Task statement –
Collect every line in the records below that contains the word "false".

══ Input for this task ══

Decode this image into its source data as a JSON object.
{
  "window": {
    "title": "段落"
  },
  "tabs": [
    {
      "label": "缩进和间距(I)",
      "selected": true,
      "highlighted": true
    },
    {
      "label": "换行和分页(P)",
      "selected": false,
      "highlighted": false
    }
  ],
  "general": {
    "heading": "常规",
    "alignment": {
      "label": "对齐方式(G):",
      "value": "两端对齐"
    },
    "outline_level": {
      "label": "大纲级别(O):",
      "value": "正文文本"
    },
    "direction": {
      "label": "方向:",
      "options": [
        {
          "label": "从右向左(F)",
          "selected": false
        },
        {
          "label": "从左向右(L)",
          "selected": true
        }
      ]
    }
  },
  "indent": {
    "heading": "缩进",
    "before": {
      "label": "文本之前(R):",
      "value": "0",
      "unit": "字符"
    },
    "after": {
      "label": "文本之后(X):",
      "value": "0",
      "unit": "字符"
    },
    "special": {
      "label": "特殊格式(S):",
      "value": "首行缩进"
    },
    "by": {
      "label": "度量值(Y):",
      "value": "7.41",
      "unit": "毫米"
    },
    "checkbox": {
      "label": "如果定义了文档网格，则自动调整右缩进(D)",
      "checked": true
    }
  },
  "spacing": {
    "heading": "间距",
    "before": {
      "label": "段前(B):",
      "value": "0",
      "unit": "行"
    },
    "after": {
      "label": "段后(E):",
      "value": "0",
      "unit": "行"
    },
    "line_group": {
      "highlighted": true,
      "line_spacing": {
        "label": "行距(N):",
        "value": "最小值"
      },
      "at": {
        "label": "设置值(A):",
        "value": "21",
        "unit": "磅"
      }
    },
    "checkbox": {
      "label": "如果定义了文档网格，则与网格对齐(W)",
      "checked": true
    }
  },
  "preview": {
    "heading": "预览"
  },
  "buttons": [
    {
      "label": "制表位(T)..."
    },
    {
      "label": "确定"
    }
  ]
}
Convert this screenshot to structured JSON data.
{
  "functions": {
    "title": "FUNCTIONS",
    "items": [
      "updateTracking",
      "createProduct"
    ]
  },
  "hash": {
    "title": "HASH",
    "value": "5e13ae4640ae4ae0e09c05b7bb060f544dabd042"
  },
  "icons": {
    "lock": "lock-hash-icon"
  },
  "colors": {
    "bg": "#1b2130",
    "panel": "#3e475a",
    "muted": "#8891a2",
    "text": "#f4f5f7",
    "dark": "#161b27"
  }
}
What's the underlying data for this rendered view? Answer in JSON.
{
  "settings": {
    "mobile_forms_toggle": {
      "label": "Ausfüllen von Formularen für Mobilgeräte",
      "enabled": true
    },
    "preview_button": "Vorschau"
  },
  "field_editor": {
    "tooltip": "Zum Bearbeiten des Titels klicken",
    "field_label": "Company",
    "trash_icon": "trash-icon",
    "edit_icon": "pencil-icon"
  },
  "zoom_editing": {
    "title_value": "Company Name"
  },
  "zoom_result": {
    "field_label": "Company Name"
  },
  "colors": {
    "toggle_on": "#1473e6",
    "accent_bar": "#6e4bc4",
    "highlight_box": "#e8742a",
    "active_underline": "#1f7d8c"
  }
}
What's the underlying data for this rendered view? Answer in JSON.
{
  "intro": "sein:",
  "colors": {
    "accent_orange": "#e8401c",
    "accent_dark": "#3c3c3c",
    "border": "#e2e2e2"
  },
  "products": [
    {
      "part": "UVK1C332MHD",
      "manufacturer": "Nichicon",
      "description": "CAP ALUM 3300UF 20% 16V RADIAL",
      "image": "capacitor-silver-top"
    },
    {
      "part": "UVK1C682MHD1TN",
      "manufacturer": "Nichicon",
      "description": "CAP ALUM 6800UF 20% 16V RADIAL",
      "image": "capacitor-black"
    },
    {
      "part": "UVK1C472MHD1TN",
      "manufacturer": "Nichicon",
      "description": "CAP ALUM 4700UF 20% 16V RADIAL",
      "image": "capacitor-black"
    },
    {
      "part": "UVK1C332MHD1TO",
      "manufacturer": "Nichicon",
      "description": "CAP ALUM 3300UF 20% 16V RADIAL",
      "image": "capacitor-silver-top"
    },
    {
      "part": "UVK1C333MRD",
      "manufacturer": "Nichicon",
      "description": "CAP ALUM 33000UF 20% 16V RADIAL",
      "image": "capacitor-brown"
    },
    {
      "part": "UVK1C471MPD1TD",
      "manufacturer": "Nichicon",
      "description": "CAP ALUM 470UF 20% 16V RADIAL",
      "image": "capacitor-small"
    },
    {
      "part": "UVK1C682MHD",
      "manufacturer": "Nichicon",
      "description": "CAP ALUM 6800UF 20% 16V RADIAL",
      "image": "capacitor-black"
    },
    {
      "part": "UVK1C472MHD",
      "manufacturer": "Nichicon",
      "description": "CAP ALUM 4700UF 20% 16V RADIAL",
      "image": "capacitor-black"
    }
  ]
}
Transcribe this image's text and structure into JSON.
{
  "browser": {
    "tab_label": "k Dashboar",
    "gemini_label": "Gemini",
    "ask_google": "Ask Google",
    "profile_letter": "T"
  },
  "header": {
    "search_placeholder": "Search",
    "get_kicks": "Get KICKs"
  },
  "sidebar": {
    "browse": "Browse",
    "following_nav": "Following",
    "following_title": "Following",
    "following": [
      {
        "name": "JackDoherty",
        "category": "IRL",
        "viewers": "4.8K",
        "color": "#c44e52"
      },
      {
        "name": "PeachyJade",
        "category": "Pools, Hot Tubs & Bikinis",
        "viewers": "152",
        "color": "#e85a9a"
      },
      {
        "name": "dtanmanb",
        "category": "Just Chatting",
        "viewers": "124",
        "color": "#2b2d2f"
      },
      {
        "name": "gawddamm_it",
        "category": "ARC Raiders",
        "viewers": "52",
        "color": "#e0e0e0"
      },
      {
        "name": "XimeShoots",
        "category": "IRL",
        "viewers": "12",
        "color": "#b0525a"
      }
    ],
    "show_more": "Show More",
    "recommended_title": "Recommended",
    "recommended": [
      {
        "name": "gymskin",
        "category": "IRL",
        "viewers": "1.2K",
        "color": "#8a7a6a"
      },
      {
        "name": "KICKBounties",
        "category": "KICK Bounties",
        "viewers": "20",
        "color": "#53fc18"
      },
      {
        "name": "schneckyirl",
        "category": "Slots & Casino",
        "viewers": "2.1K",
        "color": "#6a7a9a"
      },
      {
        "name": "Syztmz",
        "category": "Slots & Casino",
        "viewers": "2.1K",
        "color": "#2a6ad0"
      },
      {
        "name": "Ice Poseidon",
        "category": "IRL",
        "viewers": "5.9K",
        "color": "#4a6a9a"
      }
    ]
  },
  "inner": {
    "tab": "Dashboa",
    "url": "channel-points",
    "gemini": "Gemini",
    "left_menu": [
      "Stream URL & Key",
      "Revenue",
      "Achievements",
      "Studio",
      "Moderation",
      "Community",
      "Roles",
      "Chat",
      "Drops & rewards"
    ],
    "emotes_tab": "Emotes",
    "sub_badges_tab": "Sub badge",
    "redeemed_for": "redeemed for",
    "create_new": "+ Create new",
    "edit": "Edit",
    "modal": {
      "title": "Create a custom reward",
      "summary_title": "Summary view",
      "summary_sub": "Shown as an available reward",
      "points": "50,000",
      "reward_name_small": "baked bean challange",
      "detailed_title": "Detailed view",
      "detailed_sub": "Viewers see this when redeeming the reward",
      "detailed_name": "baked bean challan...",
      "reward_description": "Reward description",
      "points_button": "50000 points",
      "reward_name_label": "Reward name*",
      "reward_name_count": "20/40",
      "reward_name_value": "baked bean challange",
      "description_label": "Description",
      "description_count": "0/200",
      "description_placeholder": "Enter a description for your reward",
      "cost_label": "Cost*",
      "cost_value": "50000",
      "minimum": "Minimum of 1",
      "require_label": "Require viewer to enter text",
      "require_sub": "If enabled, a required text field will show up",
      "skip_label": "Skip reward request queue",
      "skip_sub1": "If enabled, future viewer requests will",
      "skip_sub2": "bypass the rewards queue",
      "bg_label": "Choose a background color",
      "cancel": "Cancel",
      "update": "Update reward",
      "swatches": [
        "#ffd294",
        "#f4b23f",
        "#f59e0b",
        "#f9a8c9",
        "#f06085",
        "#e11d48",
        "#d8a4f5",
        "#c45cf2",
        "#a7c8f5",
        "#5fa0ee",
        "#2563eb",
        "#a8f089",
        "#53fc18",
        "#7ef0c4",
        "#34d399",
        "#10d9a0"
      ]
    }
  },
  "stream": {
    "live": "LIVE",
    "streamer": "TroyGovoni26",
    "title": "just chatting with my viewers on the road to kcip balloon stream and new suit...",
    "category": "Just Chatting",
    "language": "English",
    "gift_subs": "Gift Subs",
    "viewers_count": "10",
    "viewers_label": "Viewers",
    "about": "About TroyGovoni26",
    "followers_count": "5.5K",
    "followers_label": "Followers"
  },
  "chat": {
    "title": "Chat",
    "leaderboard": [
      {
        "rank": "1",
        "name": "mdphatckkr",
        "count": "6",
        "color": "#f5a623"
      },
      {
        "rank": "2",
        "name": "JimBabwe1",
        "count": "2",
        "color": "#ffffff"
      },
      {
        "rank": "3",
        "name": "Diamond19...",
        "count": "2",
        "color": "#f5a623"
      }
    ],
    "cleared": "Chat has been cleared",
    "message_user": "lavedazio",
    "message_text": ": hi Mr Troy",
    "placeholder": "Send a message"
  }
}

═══

Answer –
      "selected": false,
      "highlighted": false
          "selected": false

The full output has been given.